In our quest to situate the biographical fragments of Daniel Lie’s grandparents — the strangers they never got a chance to truly meet, listen to, or know intimately — we also encounter strangers who are not foreign. They have been present throughout their life in Brazil and here in Indonesia with distant memories which are now recuperated in an effort to understand the complexities prior to their migration to yet another foreign land. Ong King Nio passed away four years before Daniel’s birth and narratives of her life in Indonesia and Brazil started to unfold in new directions, related to her role in the family and as a producer at Toko Buku Liong. In their reflective essay Walk along ONG, Daniel Lie imagines revisiting Indonesia together with Ong King Nio after 60 years since the family migration, now a reversed movement of arriving to the place they left, pointing to the infinite circularity of being a “forever stranger”. As such, the strangers here take a dual dimension, one that reflects their identity as Chinese-Indonesians, and the inter-generational family relations which both speak about how personal reflections and intimacy are placed as alternatives to reading and writing history.
While studying the archival materials of the Lie family, we encountered both an affective and critical practice in the construction of memory.
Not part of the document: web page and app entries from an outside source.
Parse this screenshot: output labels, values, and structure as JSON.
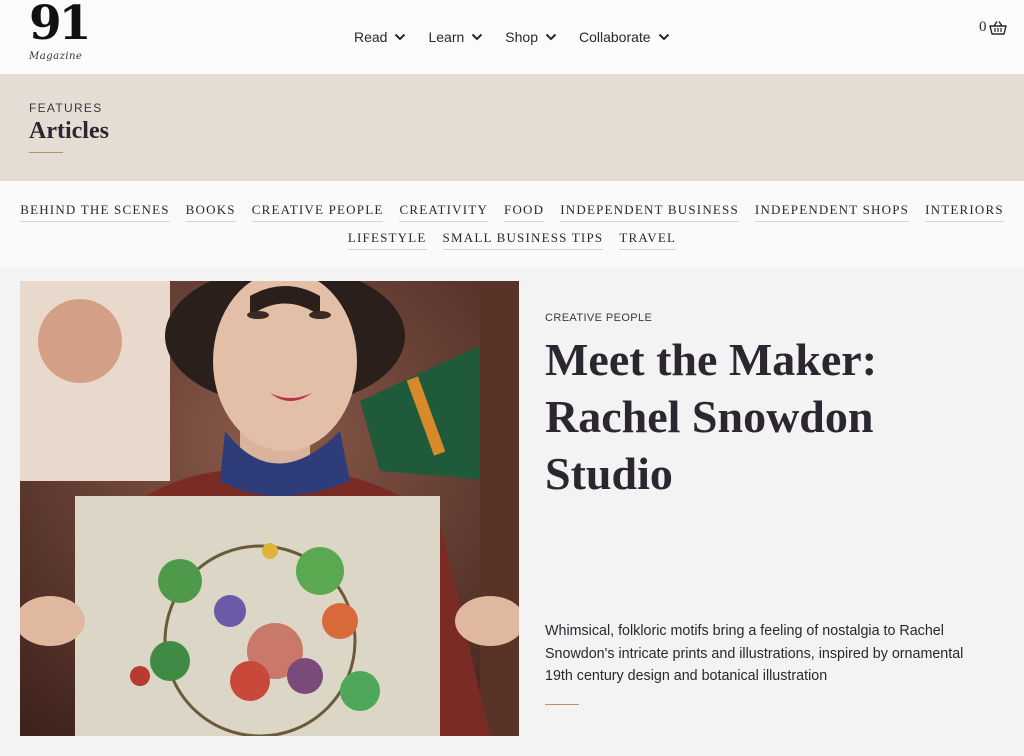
{
  "brand": {
    "logo_number": "91",
    "logo_word": "Magazine"
  },
  "nav": {
    "items": [
      {
        "label": "Read"
      },
      {
        "label": "Learn"
      },
      {
        "label": "Shop"
      },
      {
        "label": "Collaborate"
      }
    ]
  },
  "cart": {
    "count": "0",
    "icon": "basket-icon"
  },
  "section": {
    "kicker": "FEATURES",
    "title": "Articles"
  },
  "categories": {
    "row1": [
      "BEHIND THE SCENES",
      "BOOKS",
      "CREATIVE PEOPLE",
      "CREATIVITY",
      "FOOD",
      "INDEPENDENT BUSINESS",
      "INDEPENDENT SHOPS",
      "INTERIORS"
    ],
    "row2": [
      "LIFESTYLE",
      "SMALL BUSINESS TIPS",
      "TRAVEL"
    ]
  },
  "article": {
    "category": "CREATIVE PEOPLE",
    "title": "Meet the Maker: Rachel Snowdon Studio",
    "excerpt": "Whimsical, folkloric motifs bring a feeling of nostalgia to Rachel Snowdon's intricate prints and illustrations, inspired by ornamental 19th century design and botanical illustration"
  },
  "colors": {
    "band": "#e5ddd4",
    "accent_rule": "#b8926e",
    "text": "#2b2630",
    "page": "#f3f3f3"
  }
}
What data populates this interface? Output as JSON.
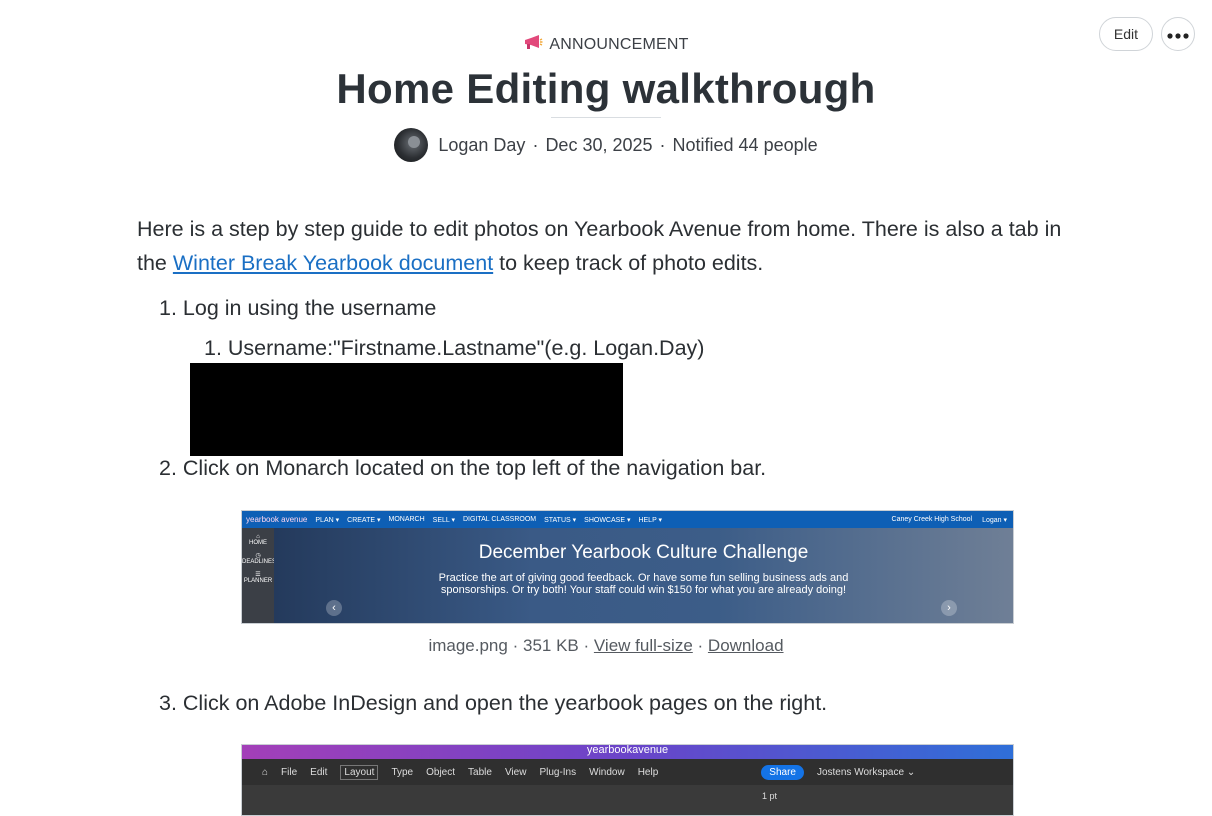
{
  "header": {
    "kind_icon": "megaphone-icon",
    "kind_label": "ANNOUNCEMENT",
    "title": "Home Editing walkthrough",
    "author": "Logan Day",
    "date": "Dec 30, 2025",
    "notified": "Notified 44 people",
    "separator": "·"
  },
  "toolbar": {
    "edit_label": "Edit",
    "more_icon": "ellipsis-icon"
  },
  "body": {
    "intro_before": "Here is a step by step guide to edit photos on Yearbook Avenue from home. There is also a tab in the ",
    "intro_link": "Winter Break Yearbook document",
    "intro_after": " to keep track of photo edits.",
    "steps": [
      "1. Log in using the username",
      "2. Click on Monarch located on the top left of the navigation bar.",
      "3. Click on Adobe InDesign and open the yearbook pages on the right."
    ],
    "substep": "1. Username:\"Firstname.Lastname\"(e.g. Logan.Day)"
  },
  "attachment1": {
    "nav_logo": "yearbook avenue",
    "nav_items": [
      "PLAN ▾",
      "CREATE ▾",
      "MONARCH",
      "SELL ▾",
      "DIGITAL CLASSROOM",
      "STATUS ▾",
      "SHOWCASE ▾",
      "HELP ▾"
    ],
    "nav_school": "Caney Creek High School",
    "nav_user": "Logan ▾",
    "side_items": [
      "HOME",
      "DEADLINES",
      "PLANNER"
    ],
    "hero_title": "December Yearbook Culture Challenge",
    "hero_text": "Practice the art of giving good feedback. Or have some fun selling business ads and sponsorships. Or try both! Your staff could win $150 for what you are already doing!",
    "file_name": "image.png",
    "file_size": "351 KB",
    "view_label": "View full-size",
    "download_label": "Download"
  },
  "attachment2": {
    "top_label": "yearbookavenue",
    "menu": [
      "File",
      "Edit",
      "Layout",
      "Type",
      "Object",
      "Table",
      "View",
      "Plug-Ins",
      "Window",
      "Help"
    ],
    "share_label": "Share",
    "workspace": "Jostens Workspace ⌄",
    "stroke": "1 pt"
  }
}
There are intimate relations inherent in finding, remembering (and imagining), as well as in the creation of an archive. Yet what are the possibilities for archiving emotions or feelings? And more importantly, can these affective archives produce knowledge and meaning as alternatives or substitute forms to writing the history of marginalized groups? How can we identify, as in Pramoedya’s letters, intimate relations with the official accounts of history?
 English translation taken from Sumit K. Mandal, ‘Strangers who are Not Foreign’ Pramoedya’s Disturbing Language on the Chinese of Indonesia in Pramoedya Ananta Toer, The Chinese in Indonesia, an English translation of HOAKIAU DI INDONESIA first published in 1960, Select Publishing, Singapore, 2008.
 Interview Jongkie Tio, Semarang January 2020. Jongkie Tio is a famous storyteller and restaurant owner in Semarang. He has witnessed the active years of Toko Buku Liong during the 1950s. He is the main source to state that the Lie family migrated to Brazil because of a misunderstanding of PP10.
 By using this language, they were estranged from the “nation” (as bangsa) and the “national” (as being exclusively “native” Indonesian, non-foreign or having foreign “character”) for which Pramoedya proposed the term nasion to reflect an inclusive and plural concept of a nation. He challenged these constructed definitions by choosing the term Hoakiau instead of Tionghoa or Cina, arguing that their strangeness cannot be so neatly defined and that they are actually partly contained within “us”, the Indonesians.
 Leo Suryadinata, “Negara dan Minoritas Tionghoa di Indonesia”, in WACANA, Vol.1, No.2, October 1999.
 The term “indonesianisasi” was coined by the US political scientist John Sutter in his PhD dissertation defendence at the University of Cornell in 1959.
 Herbert Feith, The Decline of Constitutional Democracy in Indonesia, Equinox Publishing, Singapore, 2007 .